- Practise reading out loud. Things sound different when spoken and you’ll hear all the repetitions and clunky phrasing that you missed when reading in your head. Yes, it feels awkward, and certainly avoid doing it on the bus, but if your work is published you’ll need to do it then anyway.
- Find some fellow travellers; writing on your own can be lonely and the setbacks dispiriting. You may have some close friends who buoy you up or you might look for your people in the book-loving communities online. Once you start looking, you’ll find writers everywhere.
- Be pragmatic. Not everyone will enjoy your writing or your story. This is fine; we all have different tastes in food, music, lovers and literature and it’s what makes life so interesting.
- Step away when you need to. It can wait, no-one’s going to die except on paper, and sometimes the most intractable problems have a way of ironing themselves out when you don’t look them in the eye.
- Keep going because this is a slow business. Everything you write is valuable and every setback can be learnt from. I’ve thrown away whole book’s worth of words over the years but I know my stories are better for it.
- Most importantly, remember these tips may not work for you. There are plenty of ‘rules’ but they don’t all work for all writers. Don’t feel bad about ignoring any that don’t resonate, it’s your writing.

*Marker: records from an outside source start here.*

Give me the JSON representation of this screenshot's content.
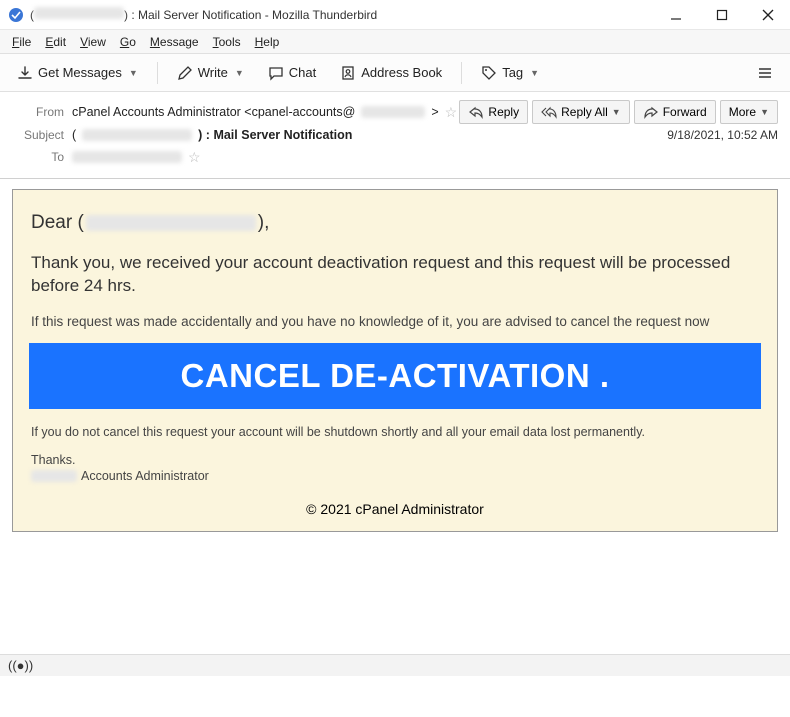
{
  "window": {
    "title_prefix": "(",
    "title_redacted": "████████",
    "title_suffix": ") : Mail Server Notification - Mozilla Thunderbird"
  },
  "menubar": {
    "file": "File",
    "edit": "Edit",
    "view": "View",
    "go": "Go",
    "message": "Message",
    "tools": "Tools",
    "help": "Help"
  },
  "toolbar": {
    "get_messages": "Get Messages",
    "write": "Write",
    "chat": "Chat",
    "address_book": "Address Book",
    "tag": "Tag"
  },
  "header": {
    "from_label": "From",
    "from_value_prefix": "cPanel Accounts Administrator <cpanel-accounts@",
    "from_value_suffix": ">",
    "subject_label": "Subject",
    "subject_prefix": "(",
    "subject_suffix": ") : Mail Server Notification",
    "to_label": "To",
    "date": "9/18/2021, 10:52 AM",
    "reply": "Reply",
    "reply_all": "Reply All",
    "forward": "Forward",
    "more": "More"
  },
  "email": {
    "greeting_prefix": "Dear (",
    "greeting_suffix": "),",
    "p1": "Thank you, we received your account deactivation request and this request will be processed before 24 hrs.",
    "p2": "If this request was made accidentally and you have no knowledge of it, you are advised to cancel the request now",
    "button": "CANCEL DE-ACTIVATION .",
    "p3": "If you do not cancel this request your account will be shutdown shortly and all your email data lost permanently.",
    "p4": "Thanks.",
    "p5_suffix": " Accounts Administrator",
    "footer": "© 2021 cPanel Administrator"
  }
}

Creating A Little Bird Told Me has been one of the most rewarding, maddening and joyful experiences I’ve ever had. Where ever you are in your writing journey, I hope you discover the same pleasure and I wish you every success.
Besides, if you were one half evil, wouldn’t you want to know about the other half?
In the scorching summer of 1976, Robyn spends her days swimming at the Lido and tagging after her brother. It’s the perfect holiday – except for the crying women her mum keeps bringing home.
As the heatwave boils on, tensions in the town begin to simmer. Everyone is gossiping about her mum, a strange man is following her around, and worst of all, no one will tell Robyn the truth. But this town isn’t good at keeping secrets…
Twelve years later Robyn returns home, to a house that has stood empty for years and a town that hasn’t moved on, forced to confront the mystery that haunted her that summer.
And atone for the part she played in it.